[Interface dataset entries]
☆ ☆ ☆ ☆

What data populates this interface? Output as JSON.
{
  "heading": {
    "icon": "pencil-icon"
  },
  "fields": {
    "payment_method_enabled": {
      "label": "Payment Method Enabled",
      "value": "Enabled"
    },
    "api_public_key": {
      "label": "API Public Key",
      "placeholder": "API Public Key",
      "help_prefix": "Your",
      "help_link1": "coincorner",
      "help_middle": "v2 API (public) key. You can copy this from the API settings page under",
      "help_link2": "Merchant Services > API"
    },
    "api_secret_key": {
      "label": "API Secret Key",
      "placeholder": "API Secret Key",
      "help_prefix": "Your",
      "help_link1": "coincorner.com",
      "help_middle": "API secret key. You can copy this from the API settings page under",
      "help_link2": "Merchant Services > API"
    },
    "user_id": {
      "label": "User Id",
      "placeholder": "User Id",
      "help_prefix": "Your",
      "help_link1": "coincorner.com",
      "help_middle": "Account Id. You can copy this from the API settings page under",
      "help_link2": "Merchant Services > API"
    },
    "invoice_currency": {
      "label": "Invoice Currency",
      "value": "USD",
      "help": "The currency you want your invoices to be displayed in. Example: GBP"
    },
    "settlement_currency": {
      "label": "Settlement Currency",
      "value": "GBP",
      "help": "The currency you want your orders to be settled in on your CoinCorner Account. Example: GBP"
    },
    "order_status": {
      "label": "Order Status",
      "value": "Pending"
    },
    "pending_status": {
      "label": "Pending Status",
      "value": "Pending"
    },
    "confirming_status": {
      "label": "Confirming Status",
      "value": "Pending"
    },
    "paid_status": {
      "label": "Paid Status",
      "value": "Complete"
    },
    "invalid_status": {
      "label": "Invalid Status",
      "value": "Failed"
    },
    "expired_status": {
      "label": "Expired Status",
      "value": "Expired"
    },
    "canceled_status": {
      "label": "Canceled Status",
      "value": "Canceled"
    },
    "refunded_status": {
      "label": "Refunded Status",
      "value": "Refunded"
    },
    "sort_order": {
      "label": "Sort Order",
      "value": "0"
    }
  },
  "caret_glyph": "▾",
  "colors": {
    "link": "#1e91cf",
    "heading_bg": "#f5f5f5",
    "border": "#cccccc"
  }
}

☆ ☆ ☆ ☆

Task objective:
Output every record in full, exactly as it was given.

Answer for the task:
What data populates this interface? Output as JSON.
{
  "heading": {
    "icon": "pencil-icon"
  },
  "fields": {
    "payment_method_enabled": {
      "label": "Payment Method Enabled",
      "value": "Enabled"
    },
    "api_public_key": {
      "label": "API Public Key",
      "placeholder": "API Public Key",
      "help_prefix": "Your",
      "help_link1": "coincorner",
      "help_middle": "v2 API (public) key. You can copy this from the API settings page under",
      "help_link2": "Merchant Services > API"
    },
    "api_secret_key": {
      "label": "API Secret Key",
      "placeholder": "API Secret Key",
      "help_prefix": "Your",
      "help_link1": "coincorner.com",
      "help_middle": "API secret key. You can copy this from the API settings page under",
      "help_link2": "Merchant Services > API"
    },
    "user_id": {
      "label": "User Id",
      "placeholder": "User Id",
      "help_prefix": "Your",
      "help_link1": "coincorner.com",
      "help_middle": "Account Id. You can copy this from the API settings page under",
      "help_link2": "Merchant Services > API"
    },
    "invoice_currency": {
      "label": "Invoice Currency",
      "value": "USD",
      "help": "The currency you want your invoices to be displayed in. Example: GBP"
    },
    "settlement_currency": {
      "label": "Settlement Currency",
      "value": "GBP",
      "help": "The currency you want your orders to be settled in on your CoinCorner Account. Example: GBP"
    },
    "order_status": {
      "label": "Order Status",
      "value": "Pending"
    },
    "pending_status": {
      "label": "Pending Status",
      "value": "Pending"
    },
    "confirming_status": {
      "label": "Confirming Status",
      "value": "Pending"
    },
    "paid_status": {
      "label": "Paid Status",
      "value": "Complete"
    },
    "invalid_status": {
      "label": "Invalid Status",
      "value": "Failed"
    },
    "expired_status": {
      "label": "Expired Status",
      "value": "Expired"
    },
    "canceled_status": {
      "label": "Canceled Status",
      "value": "Canceled"
    },
    "refunded_status": {
      "label": "Refunded Status",
      "value": "Refunded"
    },
    "sort_order": {
      "label": "Sort Order",
      "value": "0"
    }
  },
  "caret_glyph": "▾",
  "colors": {
    "link": "#1e91cf",
    "heading_bg": "#f5f5f5",
    "border": "#cccccc"
  }
}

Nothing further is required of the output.